_What the task asks_. The expected answer is every line of the material that contains the word "Usage".

_Exercise data_.
········

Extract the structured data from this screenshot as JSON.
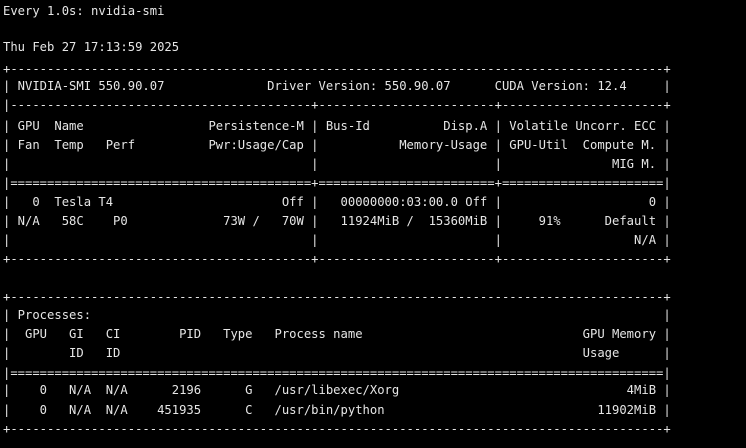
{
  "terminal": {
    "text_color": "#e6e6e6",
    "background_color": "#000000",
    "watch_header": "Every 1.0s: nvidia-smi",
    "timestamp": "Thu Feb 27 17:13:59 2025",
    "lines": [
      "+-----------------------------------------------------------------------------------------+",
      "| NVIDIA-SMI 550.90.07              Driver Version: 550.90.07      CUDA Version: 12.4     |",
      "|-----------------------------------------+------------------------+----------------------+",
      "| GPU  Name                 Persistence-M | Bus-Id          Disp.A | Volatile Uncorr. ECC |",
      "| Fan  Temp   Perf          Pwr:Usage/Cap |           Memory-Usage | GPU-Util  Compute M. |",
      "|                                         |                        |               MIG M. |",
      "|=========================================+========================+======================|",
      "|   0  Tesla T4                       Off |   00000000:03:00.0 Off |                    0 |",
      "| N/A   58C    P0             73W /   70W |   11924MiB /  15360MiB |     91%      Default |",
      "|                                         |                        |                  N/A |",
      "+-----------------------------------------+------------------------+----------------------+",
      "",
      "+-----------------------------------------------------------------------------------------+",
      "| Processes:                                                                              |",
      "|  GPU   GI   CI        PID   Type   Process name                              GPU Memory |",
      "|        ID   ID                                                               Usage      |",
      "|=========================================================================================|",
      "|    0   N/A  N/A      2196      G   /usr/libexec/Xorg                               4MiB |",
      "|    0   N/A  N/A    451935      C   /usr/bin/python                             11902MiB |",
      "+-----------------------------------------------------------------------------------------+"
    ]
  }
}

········

_Result for this task_.
      "| Fan  Temp   Perf          Pwr:Usage/Cap |           Memory-Usage | GPU-Util  Compute M. |",
      "|        ID   ID                                                               Usage      |",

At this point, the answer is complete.